The Federal Trade Commission is cracking down on text message spammers, suing 29 defendants in federal courts in the last week.
The FTC has filed eight complaints, including one in the northern Illinois district, against spammers that have sent unsolicited text messages to cell phone owners. These messages promise free gift cards or prizes worth $1,000 to major retailers such as Wal-Mart and Best Buy, as well as offers for iPhones and iPads, among other offers.
Steve Baker, FTC Midwest region director, said in a Thursday press conference at its regional office in downtown Chicago that over the last year or more, cell phones have been bombarded with these types of messages.
According to Baker, the FTC has received nearly 20,000 complaints of these kinds of solicitations and 50,000 complaints for solicitations in general. Baker said that in 2012, there were seven times as many complaints of spam text messages as in the previous year.
Baker believes the defendants, from Houston; Ft. Lauderdale and Orlando, Fla.; Atlanta; Dayton, Ohio; Dingmans Ferry, Pa.; and West Bend, Wis., are “responsible for at least 180 million spam text messages that have been sent across the country.”
“These spam text messages are more than just a nuisance,” Baker said. “They collectively cost people who receive them millions of dollars in higher charges on their cell phone bills. And people who respond to them can also become victims of other scams.”
Baker said other scams include duping cell phone owners into signing up for various “free” trial offers once they click on links in these text messages, redirecting them other sites. These trial offers then require unsuspecting cell phone owners to enter their credit card numbers and other personal information in order to take advantage of the free offers that aren’t really free.
“In order to qualify for the gift card, you have to put in your credit card number and pay at least shipping and handling,” Baker said. “We know from dealing with other cases involving this sort of free trial offers that often they’re almost impossible to cancel.”
According to a recent report by Cloudmark, a company that provides protections against spam and viruses, 60 percent of consumers said they received spam texts in the last year, and 13 percent said they clicked on the link provided through the message.
FTC staff attorney Steve Wernikoff said telephone companies have some methods to attempt to block spam text messages, but because phone numbers by scammers change so often, it’s difficult to curtail receiving these messages.
Wernikoff said the FTC hopes to learn more about the software and hardware spammers are using from the cases, but they are almost certain that it’s an automated process by the massive volume of text messages being sent—100,000 a day, approximately 70 or 80 texts a minute.
Baker said the FTC is asking the courts for injunctions to prohibit spam texting and to end deceptive claims by spammers.
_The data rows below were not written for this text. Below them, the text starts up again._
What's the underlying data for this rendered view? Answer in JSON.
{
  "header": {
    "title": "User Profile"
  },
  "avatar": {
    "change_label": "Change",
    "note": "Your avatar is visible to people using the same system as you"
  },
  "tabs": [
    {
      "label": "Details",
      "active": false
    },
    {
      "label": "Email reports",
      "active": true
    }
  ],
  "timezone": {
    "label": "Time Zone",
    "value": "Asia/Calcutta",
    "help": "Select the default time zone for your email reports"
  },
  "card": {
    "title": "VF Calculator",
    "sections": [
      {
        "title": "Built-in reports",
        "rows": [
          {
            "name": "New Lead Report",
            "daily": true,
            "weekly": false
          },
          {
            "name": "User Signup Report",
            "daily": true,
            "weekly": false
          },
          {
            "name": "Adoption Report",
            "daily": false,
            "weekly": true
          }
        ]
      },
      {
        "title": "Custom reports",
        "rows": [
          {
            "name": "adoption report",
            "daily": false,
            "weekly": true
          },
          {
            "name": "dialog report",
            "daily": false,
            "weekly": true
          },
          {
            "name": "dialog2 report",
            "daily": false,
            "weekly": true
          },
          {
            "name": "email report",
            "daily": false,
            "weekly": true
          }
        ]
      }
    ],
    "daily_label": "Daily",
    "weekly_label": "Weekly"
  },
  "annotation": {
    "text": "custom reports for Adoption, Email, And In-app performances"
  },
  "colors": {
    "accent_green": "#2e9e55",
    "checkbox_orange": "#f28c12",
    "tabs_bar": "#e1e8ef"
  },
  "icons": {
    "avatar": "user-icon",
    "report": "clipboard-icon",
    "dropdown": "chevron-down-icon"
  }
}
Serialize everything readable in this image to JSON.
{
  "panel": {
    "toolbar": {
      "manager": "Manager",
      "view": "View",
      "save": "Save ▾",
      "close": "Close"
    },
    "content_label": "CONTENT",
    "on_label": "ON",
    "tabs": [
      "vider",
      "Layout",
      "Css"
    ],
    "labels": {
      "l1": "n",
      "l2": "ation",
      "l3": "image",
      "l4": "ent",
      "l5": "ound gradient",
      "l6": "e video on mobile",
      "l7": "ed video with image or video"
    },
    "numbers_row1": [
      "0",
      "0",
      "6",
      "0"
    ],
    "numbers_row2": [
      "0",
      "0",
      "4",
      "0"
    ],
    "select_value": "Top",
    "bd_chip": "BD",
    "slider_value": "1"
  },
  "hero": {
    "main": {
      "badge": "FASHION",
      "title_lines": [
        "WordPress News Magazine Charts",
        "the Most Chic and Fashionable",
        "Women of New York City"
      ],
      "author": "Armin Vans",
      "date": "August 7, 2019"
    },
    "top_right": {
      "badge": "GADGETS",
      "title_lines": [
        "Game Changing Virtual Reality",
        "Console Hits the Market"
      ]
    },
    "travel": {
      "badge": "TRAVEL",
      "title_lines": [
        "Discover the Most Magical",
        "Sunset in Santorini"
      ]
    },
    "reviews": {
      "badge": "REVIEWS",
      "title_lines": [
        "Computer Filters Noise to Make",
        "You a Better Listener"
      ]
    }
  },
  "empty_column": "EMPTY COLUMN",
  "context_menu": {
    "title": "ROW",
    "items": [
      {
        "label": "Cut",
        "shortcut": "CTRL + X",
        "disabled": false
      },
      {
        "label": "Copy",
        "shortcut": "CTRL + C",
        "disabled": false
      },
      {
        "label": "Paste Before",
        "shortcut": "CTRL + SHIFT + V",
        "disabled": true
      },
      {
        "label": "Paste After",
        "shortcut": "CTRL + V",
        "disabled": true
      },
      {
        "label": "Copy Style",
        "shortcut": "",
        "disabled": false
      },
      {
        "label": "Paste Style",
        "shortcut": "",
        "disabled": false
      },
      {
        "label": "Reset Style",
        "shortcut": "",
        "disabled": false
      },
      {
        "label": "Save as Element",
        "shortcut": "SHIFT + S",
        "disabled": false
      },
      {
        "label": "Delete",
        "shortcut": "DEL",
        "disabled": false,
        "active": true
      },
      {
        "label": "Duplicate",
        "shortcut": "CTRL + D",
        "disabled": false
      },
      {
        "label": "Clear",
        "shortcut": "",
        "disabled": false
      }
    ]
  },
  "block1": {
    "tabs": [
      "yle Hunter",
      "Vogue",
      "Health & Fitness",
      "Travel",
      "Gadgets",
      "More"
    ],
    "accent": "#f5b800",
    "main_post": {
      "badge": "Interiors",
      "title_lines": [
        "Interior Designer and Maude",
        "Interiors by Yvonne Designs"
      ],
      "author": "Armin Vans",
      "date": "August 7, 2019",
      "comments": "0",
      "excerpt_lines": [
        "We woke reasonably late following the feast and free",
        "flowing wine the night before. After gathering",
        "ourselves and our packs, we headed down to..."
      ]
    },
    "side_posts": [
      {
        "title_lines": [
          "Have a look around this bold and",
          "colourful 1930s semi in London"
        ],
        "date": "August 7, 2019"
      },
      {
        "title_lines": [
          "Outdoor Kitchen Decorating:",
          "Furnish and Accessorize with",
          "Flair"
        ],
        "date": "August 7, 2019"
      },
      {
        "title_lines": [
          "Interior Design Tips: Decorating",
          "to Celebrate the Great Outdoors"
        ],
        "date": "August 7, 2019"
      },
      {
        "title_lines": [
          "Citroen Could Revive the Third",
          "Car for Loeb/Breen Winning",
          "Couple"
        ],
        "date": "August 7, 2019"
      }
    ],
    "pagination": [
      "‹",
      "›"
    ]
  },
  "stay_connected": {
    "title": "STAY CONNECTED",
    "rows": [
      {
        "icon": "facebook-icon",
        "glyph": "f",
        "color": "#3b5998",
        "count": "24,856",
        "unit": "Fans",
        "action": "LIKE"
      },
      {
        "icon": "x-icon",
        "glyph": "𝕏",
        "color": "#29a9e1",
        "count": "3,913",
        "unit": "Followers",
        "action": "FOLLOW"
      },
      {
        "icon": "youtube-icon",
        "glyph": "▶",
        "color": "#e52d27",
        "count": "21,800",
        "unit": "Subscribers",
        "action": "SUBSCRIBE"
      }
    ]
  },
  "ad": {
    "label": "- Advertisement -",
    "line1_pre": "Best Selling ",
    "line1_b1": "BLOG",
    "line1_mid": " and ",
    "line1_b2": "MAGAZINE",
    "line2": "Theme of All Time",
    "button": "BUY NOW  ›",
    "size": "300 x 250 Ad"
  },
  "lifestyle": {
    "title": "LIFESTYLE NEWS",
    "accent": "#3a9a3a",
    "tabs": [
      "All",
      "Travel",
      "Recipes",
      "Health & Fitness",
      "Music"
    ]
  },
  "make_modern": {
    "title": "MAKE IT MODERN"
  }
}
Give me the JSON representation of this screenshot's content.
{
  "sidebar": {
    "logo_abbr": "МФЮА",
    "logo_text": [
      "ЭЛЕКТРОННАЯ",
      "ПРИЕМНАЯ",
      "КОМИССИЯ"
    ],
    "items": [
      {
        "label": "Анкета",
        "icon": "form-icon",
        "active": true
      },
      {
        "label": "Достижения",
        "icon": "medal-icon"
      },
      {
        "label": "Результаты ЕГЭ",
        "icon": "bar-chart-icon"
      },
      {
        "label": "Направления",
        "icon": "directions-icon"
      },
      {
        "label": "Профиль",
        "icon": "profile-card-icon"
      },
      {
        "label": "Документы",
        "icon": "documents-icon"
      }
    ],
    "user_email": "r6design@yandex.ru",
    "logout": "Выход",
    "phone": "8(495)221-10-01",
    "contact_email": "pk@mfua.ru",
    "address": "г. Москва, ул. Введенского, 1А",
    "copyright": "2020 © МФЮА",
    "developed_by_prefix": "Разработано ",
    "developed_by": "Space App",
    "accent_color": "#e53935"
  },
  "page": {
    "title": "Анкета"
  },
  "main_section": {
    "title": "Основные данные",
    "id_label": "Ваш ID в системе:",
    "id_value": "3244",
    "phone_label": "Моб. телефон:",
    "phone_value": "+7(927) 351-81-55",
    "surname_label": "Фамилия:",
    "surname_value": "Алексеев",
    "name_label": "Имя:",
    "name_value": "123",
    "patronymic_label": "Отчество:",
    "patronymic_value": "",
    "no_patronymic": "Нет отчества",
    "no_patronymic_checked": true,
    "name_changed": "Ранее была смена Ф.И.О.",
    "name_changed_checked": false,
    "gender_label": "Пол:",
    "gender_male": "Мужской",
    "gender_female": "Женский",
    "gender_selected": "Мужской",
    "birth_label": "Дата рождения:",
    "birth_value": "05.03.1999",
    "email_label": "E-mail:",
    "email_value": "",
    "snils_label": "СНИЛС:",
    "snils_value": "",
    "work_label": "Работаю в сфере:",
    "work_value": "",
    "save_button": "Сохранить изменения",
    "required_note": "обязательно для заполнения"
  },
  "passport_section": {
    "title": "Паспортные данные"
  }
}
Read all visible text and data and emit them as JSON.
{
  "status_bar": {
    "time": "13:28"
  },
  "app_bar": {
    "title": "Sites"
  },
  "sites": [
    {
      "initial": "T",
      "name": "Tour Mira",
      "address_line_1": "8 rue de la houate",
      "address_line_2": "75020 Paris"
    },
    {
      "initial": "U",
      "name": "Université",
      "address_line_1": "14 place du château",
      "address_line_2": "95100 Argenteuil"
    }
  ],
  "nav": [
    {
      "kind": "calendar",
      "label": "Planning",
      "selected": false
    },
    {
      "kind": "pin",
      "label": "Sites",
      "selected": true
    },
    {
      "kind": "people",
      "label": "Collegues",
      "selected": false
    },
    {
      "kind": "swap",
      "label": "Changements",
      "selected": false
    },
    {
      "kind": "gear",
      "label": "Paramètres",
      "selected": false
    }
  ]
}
The FTC is also asking the courts to freeze the assets of the defendants.
Although the commission is unsure just how much money spammers have made, Baker believes the defendants have collectively amassed millions of dollars from these scams.
“Our goal here is to stop the conduct by getting immediate injunctions saying ‘don’t do this anymore,’ and then try to get the money back to victims,” Baker said.
So far, courts have entered orders in five of the eight cases, with hearings scheduled for the others in the next few days.
Baker said he hopes consumers will see a difference in the number of spam texts they receive with these matters now before the court.
In the meantime, Baker said consumers should forward spam texts to 7726, a joint depository established by cell phone carriers to prevent future messages from spammers, report these solicitations to the FTC and delete messages without responding to them.